In addition to the catteries a breeder works with and has lines from, it’s important to look at pedigrees. Not only does this provide information about a cat’s history, but this can provide information about health history, genetics, line/inbreeding, diversity and much more.


Make sure the cat/kitten is tested

If you are skeptical about the reports you receive follow up with testing organization -No matter how much you trust a breeder, test the cat//kitten yourself and make sure there are clauses in your contract that clearly outline the procedure if test results do not match what the breeder said, or indicate an unhealthy cat. do not match what the breeder told you, the kitten should be taken back by the breeder and full refund issued immediately.

-If the breeder does provide test results, make sure you understand the results and that you can spot something “off.” For example if one parent is a color point and your kitten doesn’t carry for that gene, they are not the parent.


In addition to questions specifically about the kitten, ask if the breeder has had any illness or disease in their cattery. This is not a gotcha moment. Almost any cattery with a medium to large program will have something that has run through the cattery. This DOES NOT MAKE THEM A BAD BREEDER. You are not a bad parent if your child gets sick, some things are not always in your hands. Illness and disease is so much easier for a cattery setting to acquire. The more animals you have, the quicker illness and disease spread. In addition it is possible to accidentally bring something back from the vet, a cat show, or for visitors to bring something in. Ask about how they dealt with this issue.


Finally, ask if they are open to running a respiratory and fecal polymerase chain reaction test aka PCR. An in-house fecal done by their veterinarian is not sufficient. You need a PCR to truly ensure the cat isn’t carrying parasites. This is an additional cost for them and while some breeders are willing to front the cost, it isn’t a bad idea to offer to pay for these tests yourself. If this is the case:


-Request to directly pay the vet or lab versus the breeder

-Request the veterinarian performs these tests and you are cc’d on all results.


This ensures the breeder is not using the money for something else or forging test results.


-Make sure to include these stipulations in your contract including if the cat is ill, how are you protected, as most breeders will not want to perform these tests without some sort of commitment from the buyer.

Many breeders have a waiting list.
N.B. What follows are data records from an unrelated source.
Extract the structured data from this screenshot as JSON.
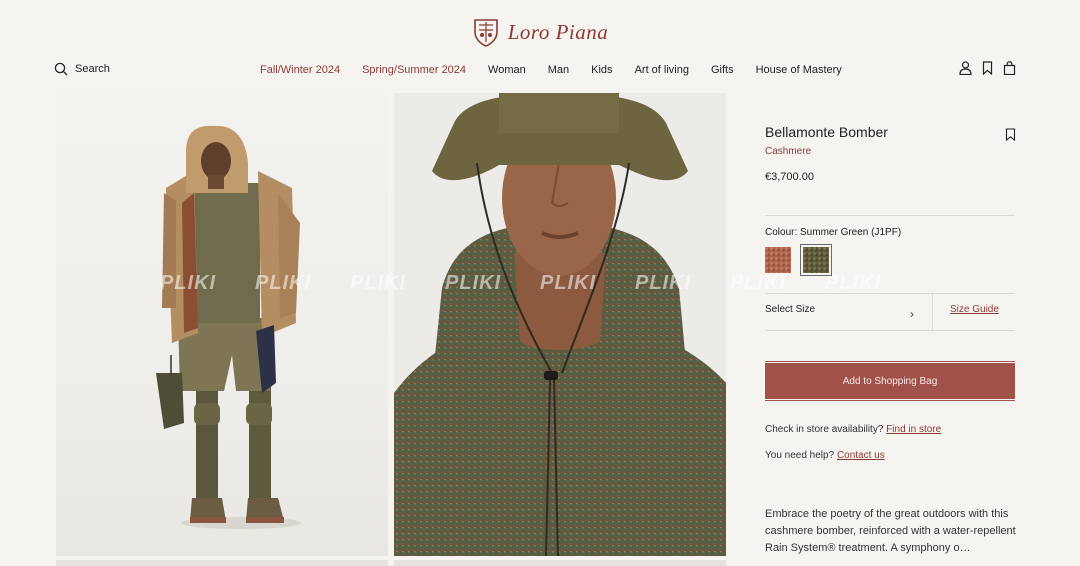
{
  "brand": {
    "logo_text": "Loro Piana"
  },
  "header": {
    "search_label": "Search",
    "nav": [
      "Fall/Winter 2024",
      "Spring/Summer 2024",
      "Woman",
      "Man",
      "Kids",
      "Art of living",
      "Gifts",
      "House of Mastery"
    ],
    "nav_accent": [
      true,
      true,
      false,
      false,
      false,
      false,
      false,
      false
    ],
    "icons": [
      "account-icon",
      "wishlist-icon",
      "shopping-bag-icon"
    ]
  },
  "gallery": {
    "watermark": "PLIKI"
  },
  "product": {
    "name": "Bellamonte Bomber",
    "material": "Cashmere",
    "price": "€3,700.00",
    "colour_label": "Colour: Summer Green (J1PF)",
    "swatches": [
      {
        "name": "rust",
        "color": "#b0664d",
        "selected": false
      },
      {
        "name": "summer-green",
        "color": "#5f5a3c",
        "selected": true
      }
    ],
    "select_size": "Select Size",
    "size_guide": "Size Guide",
    "add_to_bag": "Add to Shopping Bag",
    "store_prefix": "Check in store availability?",
    "store_link": "Find in store",
    "help_prefix": "You need help?",
    "help_link": "Contact us",
    "description": "Embrace the poetry of the great outdoors with this cashmere bomber, reinforced with a water-repellent Rain System® treatment. A symphony o…"
  },
  "colors": {
    "accent": "#8a3a33",
    "button": "#a0524a",
    "background": "#f6f4f0"
  }
}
They have a demand and they can generally fill that demand for kittens. That being said, a breeder should have the capabilities to hold onto and provide for a kitten should they not find a home if the timeline is extended. However it may be a red flag if breeders consistently offer sales, deals, and payment plans. This could be a sign they are struggling financially and that there will be other red flags or issues down the road. There are times that it is appropriate to offer a discount.

The number one rule is always have a contract in place. Contracts not only protect the breeder but it also protects the buyer. It is common ground to terms and expectations that are understood and followed by all parties. Make sure you request a copy of their contract. You should be allowed to read this before placing any money down or making any commitments.


There really are no exceptions to a contract. Do not agree to the terms of a hand written contract (typed up and edited contracts are ok), contracts written in text message, on facebook or other social media sites or verbal contracts even if the breeder is your best friend or family.


A contract should include but is not limited t